about the project
For ArtPace, Yangah Ham recreates the physical and visual sensations of a dream. This complex video installation, titled Mongyu Do Won Do, alters the architecture of the gallery space, taking the viewer on a disorienting voyage. The viewer enters the gallery on a tall platform, down a claustrophobic tunnel. At the end of the low-ceilinged corridor is the first projected video image: a view of a jump from a tall building. After turning a dark corner, another projection is revealed: the saturated colors of a landscape fill the wall. The view soars over water, cliffs, and a landscape. On another wall, a large-scale projection shows a dense forest. Smaller-scale multiple images of details from nature punctuate a third wall of the gallery. Throughout the installation, ambient sounds heighten the physical senses: breath, wind and other sounds from nature.
Mongyu Do Won Do references a 15th-century Korean painting by An Kyon in the collection of the Tenri University, Japan. An Kyon was a court painter patronized by Prince Anpyong of the Choson Dynasty. The painting, Dream Journey to the Peach Blossom Land, illustrates one of the Prince’s dreams in which he journeyed with a friend to another realm. The painting is divided into two parts: one that represents the ordinary, familiar world; and the second that depicts the Price’s dreamscape of paradise.

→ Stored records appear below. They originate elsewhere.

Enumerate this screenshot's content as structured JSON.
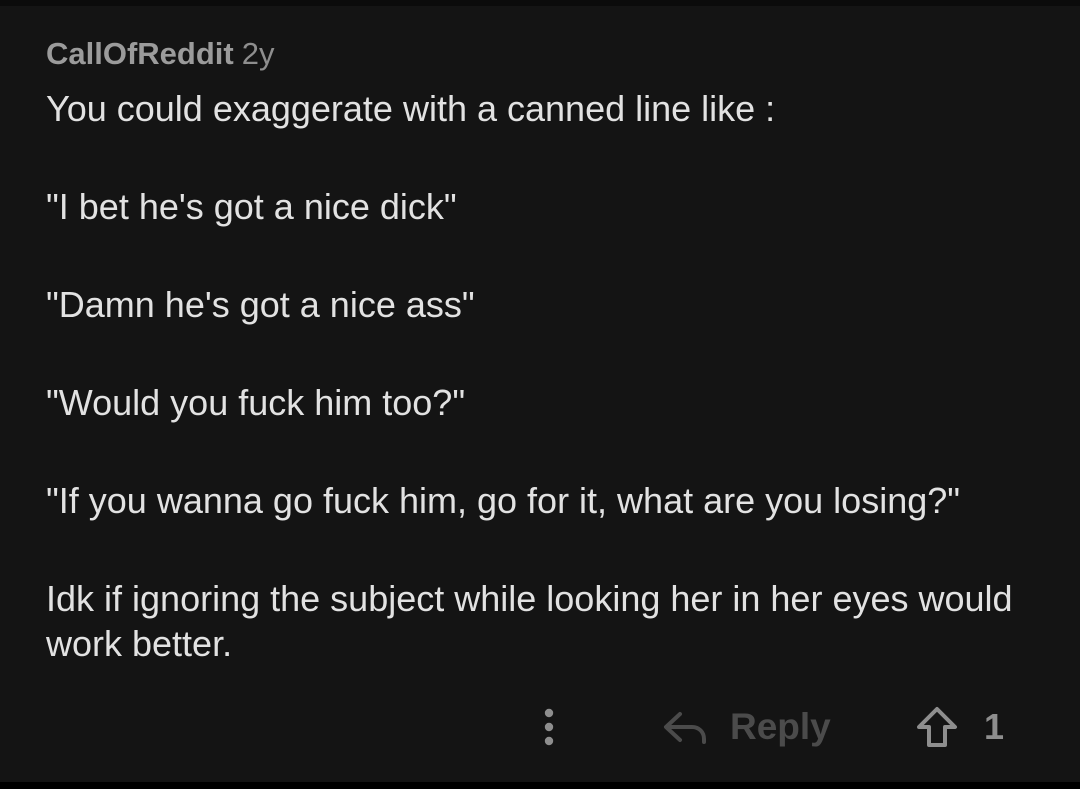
{
  "comment": {
    "author": "CallOfReddit",
    "age": "2y",
    "paragraphs": [
      "You could exaggerate with a canned line like :",
      "\"I bet he's got a nice dick\"",
      "\"Damn he's got a nice ass\"",
      "\"Would you fuck him too?\"",
      "\"If you wanna go fuck him, go for it, what are you losing?\"",
      "Idk if ignoring the subject while looking her in her eyes would work better."
    ]
  },
  "actions": {
    "more_icon": "vertical-dots-icon",
    "reply_icon": "reply-arrow-icon",
    "reply_label": "Reply",
    "upvote_icon": "upvote-arrow-icon",
    "upvote_count": "1"
  },
  "colors": {
    "background": "#141414",
    "text": "#e2e2e2",
    "meta": "#9b9b9b",
    "muted_action": "#4b4b4b"
  }
}
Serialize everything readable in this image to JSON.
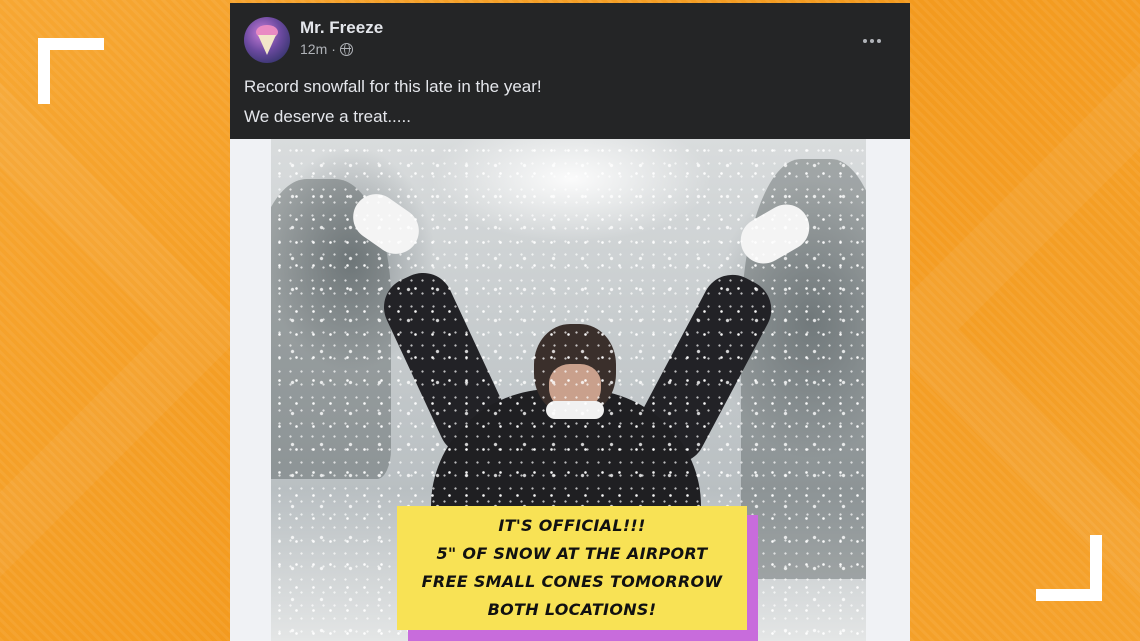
{
  "post": {
    "author": "Mr. Freeze",
    "time": "12m",
    "separator": "·",
    "privacy_icon": "globe-icon",
    "more_icon": "more-horizontal-icon",
    "text_lines": [
      "Record snowfall for this late in the year!",
      "We deserve a treat....."
    ]
  },
  "image": {
    "sign_lines": [
      "IT'S OFFICIAL!!!",
      "5\" OF SNOW AT THE AIRPORT",
      "FREE SMALL CONES TOMORROW",
      "BOTH LOCATIONS!"
    ]
  },
  "colors": {
    "frame_background": "#f5a02a",
    "post_header": "#242526",
    "sign_yellow": "#f8e255",
    "sign_purple": "#c86cdc"
  }
}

Ham’s installation makes physical an environment that exists only in her mind, in the space of her dream. The result is immediate and visceral. The physical environment heightens the viewer’s spatial awareness; the visuals are intense, bold, and iconic. Although she is not working from a Jungian practice of dream analysis, Ham holds her dream imagery out as a window to the psyche. Instead of an intellectual search for symbols and meanings, she encourages a sensual, experiential relationship with our dreams, a link between the body and the images that inhabit our consciousness.